The following MouseOver illustrates how this works, and shows the relationship between processes, the SGA, and the PGA:
PGA DBWR SGA
Program Global Areas are used to store information that does not need to be shared, or that should not be shared, by all processes and user sessions.
Program Global Area
The Program Global Area is an area of memory allocated and private for one process. The
configuration of the PGA depends on the connection configuration of the Oracle database: either shared server or dedicated.
In a shared server configuration, multiple users share a connection to the database, minimizing memory usage on the server, but potentially affecting response time for user requests. In a shared server environment,
the SGA holds the session information for a user instead of the PGA. Shared server environments are ideal for a large number of simultaneous connections to the database with infrequent or short-lived requests.
In a dedicated server environment, each user process gets its own connection to the database; the PGA contains the session memory for this configuration.
The PGA also includes a sort area. The sort area is used whenever a user request requires a sort, bitmap merge, or hash join operation.
As of Oracle9i, the PGA_AGGREGATE_TARGET parameter, in conjunction with the WORKAREA_SIZE_POLICY initialization parameter, can ease system administration by allowing the DBA to choose a total size for all work areas and let Oracle manage and allocate the memory
between all user processes. As mentioned earlier in this chapter, the parameter MEMORY_TARGET manages the PGA and SGA memory as a whole to optimize performance. The next lesson talks more about this.

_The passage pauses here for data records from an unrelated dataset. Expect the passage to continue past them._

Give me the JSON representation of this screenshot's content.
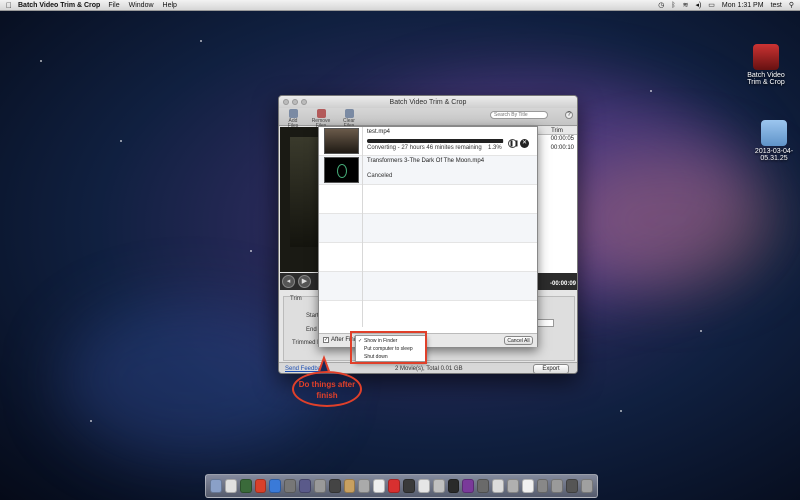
{
  "menubar": {
    "app_name": "Batch Video Trim & Crop",
    "menus": [
      "File",
      "Window",
      "Help"
    ],
    "clock": "Mon 1:31 PM",
    "user": "test"
  },
  "desktop_icons": [
    {
      "label": "Batch Video\nTrim & Crop",
      "icon": "app-icon"
    },
    {
      "label": "2013-03-04-\n05.31.25",
      "icon": "folder-icon"
    }
  ],
  "window": {
    "title": "Batch Video Trim & Crop",
    "toolbar": {
      "add_files": "Add Files",
      "remove_files": "Remove Files",
      "clear_files": "Clear Files",
      "search_placeholder": "Search By Title",
      "search_caption": "Search",
      "help": "?"
    },
    "table": {
      "trim_header": "Trim",
      "trim_values": [
        "00:00:05",
        "00:00:10"
      ]
    },
    "player": {
      "end_time": "-00:00:09"
    },
    "trim_panel": {
      "legend": "Trim",
      "start_label": "Start Ti",
      "end_label": "End Tr",
      "length_label": "Trimmed Len"
    },
    "status": {
      "feedback": "Send Feedback",
      "summary": "2 Movie(s), Total 0.01 GB",
      "export": "Export"
    }
  },
  "conversion": {
    "items": [
      {
        "file": "test.mp4",
        "status": "Converting - 27 hours 46 minites remaining",
        "percent": "1.3%",
        "progress": 0.99
      },
      {
        "file": "Transformers 3-The Dark Of The Moon.mp4",
        "status": "Canceled"
      }
    ],
    "after_finish_label": "After Finish",
    "cancel_all": "Cancel All",
    "options": [
      "Show in Finder",
      "Put computer to sleep",
      "Shut down"
    ],
    "selected_option": "Show in Finder"
  },
  "annotation": {
    "callout": "Do things after finish",
    "color": "#e0402a"
  }
}
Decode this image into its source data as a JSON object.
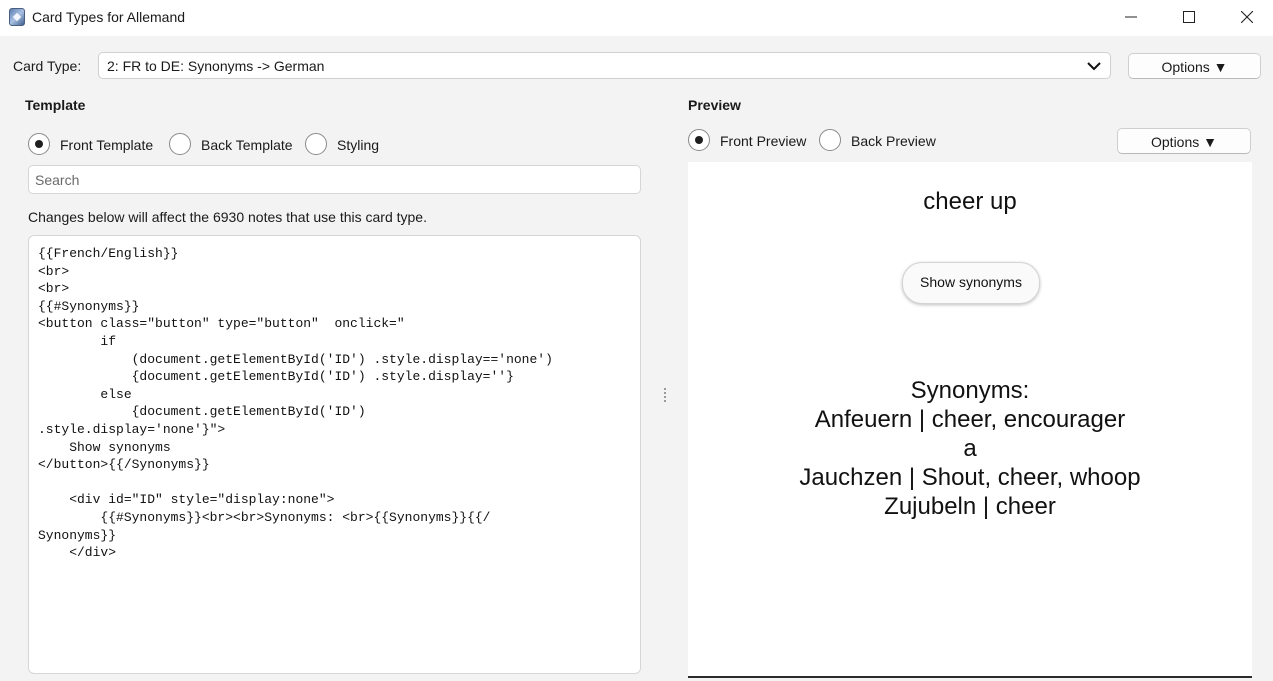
{
  "window": {
    "title": "Card Types for Allemand"
  },
  "card_type": {
    "label": "Card Type:",
    "selected": "2: FR to DE: Synonyms -> German",
    "options_label": "Options ▼"
  },
  "template": {
    "heading": "Template",
    "radios": [
      {
        "label": "Front Template",
        "checked": true
      },
      {
        "label": "Back Template",
        "checked": false
      },
      {
        "label": "Styling",
        "checked": false
      }
    ],
    "search_placeholder": "Search",
    "notice": "Changes below will affect the 6930 notes that use this card type.",
    "code": "{{French/English}}\n<br>\n<br>\n{{#Synonyms}}\n<button class=\"button\" type=\"button\"  onclick=\"\n        if\n            (document.getElementById('ID') .style.display=='none')\n            {document.getElementById('ID') .style.display=''}\n        else\n            {document.getElementById('ID')\n.style.display='none'}\">\n    Show synonyms\n</button>{{/Synonyms}}\n\n    <div id=\"ID\" style=\"display:none\">\n        {{#Synonyms}}<br><br>Synonyms: <br>{{Synonyms}}{{/\nSynonyms}}\n    </div>"
  },
  "preview": {
    "heading": "Preview",
    "radios": [
      {
        "label": "Front Preview",
        "checked": true
      },
      {
        "label": "Back Preview",
        "checked": false
      }
    ],
    "options_label": "Options ▼",
    "front_text": "cheer up",
    "show_button": "Show synonyms",
    "synonyms_lines": [
      "Synonyms:",
      "Anfeuern | cheer, encourager",
      "a",
      "Jauchzen | Shout, cheer, whoop",
      "Zujubeln | cheer"
    ]
  }
}
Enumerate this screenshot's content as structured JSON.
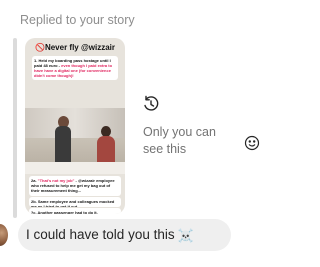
{
  "reply_context": {
    "label": "Replied to your story"
  },
  "story": {
    "headline": "🚫Never fly @wizzair",
    "box1": {
      "black_1": "1. Held my boarding pass hostage until I paid 48 euro - ",
      "red_1": "even though I paid extra to have have a digital one (for convenience didn't come though)!"
    },
    "box2": {
      "prefix": "2a. ",
      "red": "\"That's not my job\"",
      "rest": " - @wizzair employee who refused to help me get my bag out of their measurement thing..."
    },
    "box3": "2b. Same employee and colleagues mocked me as I tried to get it out",
    "box4": "2c. Another passenger had to do it."
  },
  "replay": {
    "icon": "replay-icon",
    "only_you_text": "Only you can see this"
  },
  "message": {
    "text": "I could have told you this",
    "emoji": "☠️"
  },
  "icons": {
    "react": "smiley-icon",
    "avatar": "avatar"
  }
}
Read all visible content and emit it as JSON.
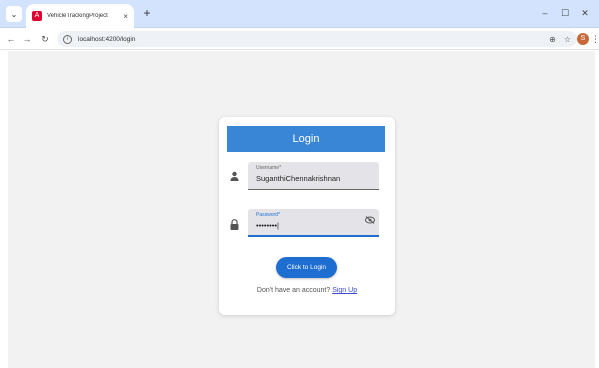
{
  "browser": {
    "tab_menu_glyph": "⌄",
    "tab_title": "VehicleTrackingProject",
    "tab_close": "×",
    "new_tab": "+",
    "window_controls": {
      "minimize": "–",
      "maximize": "☐",
      "close": "✕"
    },
    "url": "localhost:4200/login",
    "profile_initial": "S"
  },
  "login": {
    "title": "Login",
    "username_label": "Username*",
    "username_value": "SuganthiChennakrishnan",
    "password_label": "Password*",
    "password_value": "••••••••|",
    "submit_label": "Click to Login",
    "signup_prompt": "Don't have an account?",
    "signup_link": "Sign Up"
  },
  "colors": {
    "header": "#3a86d6",
    "button": "#1e6ed1",
    "link": "#3b4cc6",
    "page_bg": "#f2f2f2"
  }
}
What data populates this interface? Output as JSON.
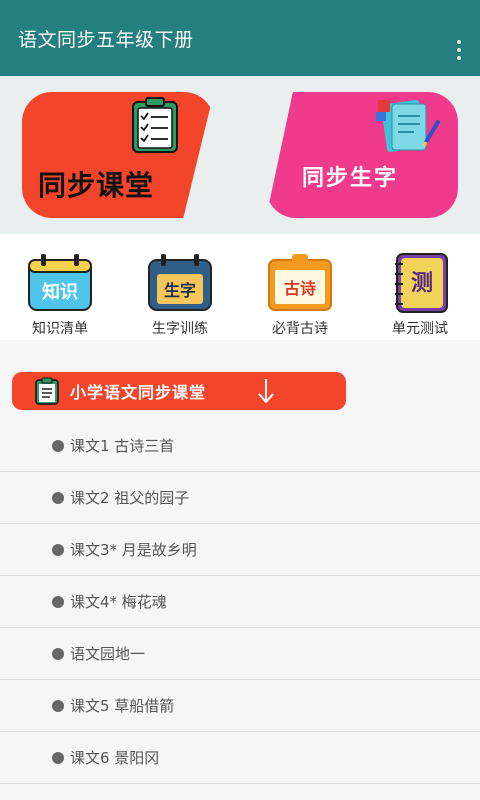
{
  "appbar": {
    "title": "语文同步五年级下册"
  },
  "banner": {
    "left_label": "同步课堂",
    "right_label": "同步生字"
  },
  "quick_links": [
    {
      "icon_text": "知识",
      "label": "知识清单"
    },
    {
      "icon_text": "生字",
      "label": "生字训练"
    },
    {
      "icon_text": "古诗",
      "label": "必背古诗"
    },
    {
      "icon_text": "测",
      "label": "单元测试"
    }
  ],
  "section": {
    "title": "小学语文同步课堂"
  },
  "lessons": [
    "课文1 古诗三首",
    "课文2 祖父的园子",
    "课文3* 月是故乡明",
    "课文4* 梅花魂",
    "语文园地一",
    "课文5 草船借箭",
    "课文6 景阳冈"
  ],
  "colors": {
    "appbar": "#23807e",
    "red_card": "#f3452c",
    "pink_card": "#f03b8c",
    "section_header": "#f3452c"
  }
}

The database writer process, known as DBWR in older versions of Oracle, writes new or changed data blocks (known as dirty blocks) in the buffer cache to the datafiles. Using an LRU algorithm, DBWn writes the oldest, least active blocks first.
As a result, the most commonly requested blocks, even if they are dirty blocks, are in memory. Up to 20 DBWn processes can be started, DBW0 through DBW9 and DBWa through DBWj.
The number of DBWn processes is controlled by the DB_WRITER_PROCESSES parameter.
System Global Area
The System Global Area is a group of shared memory structures for an Oracle instance, shared by the users of the database instance.
When an Oracle instance is started, memory is allocated for the SGA based on the values specified in the initialization parameter file or hard-coded in the Oracle software. Many of the parameters that control the size of the various parts of the SGA are dynamic;
however, if the parameter SGA_MAX_SIZE is specified, the total size of all SGA areas must not exceed the value of SGA_MAX_SIZE. If SGA_MAX_SIZE is not specified, but the parameter SGA_TARGET is specified,
Oracle automatically adjusts the sizes of the SGA components so that the total amount of memory allocated is equal to SGA_TARGET. SGA_TARGET is a dynamic parameter; it can be changed while the instance is running.
The parameter MEMORY_TARGET, new to Oracle 11g, balances all memory available to Oracle between the SGA and the
Program Global Area (discussed later in this chapter) to optimize performance. Memory in the SGA is allocated in units of granules. A granule can be either 4MB or 16MB, depending on the total size of the SGA.
If the SGA is less than or equal to 128MB, a granule is 4MB; otherwise, it is 16MB.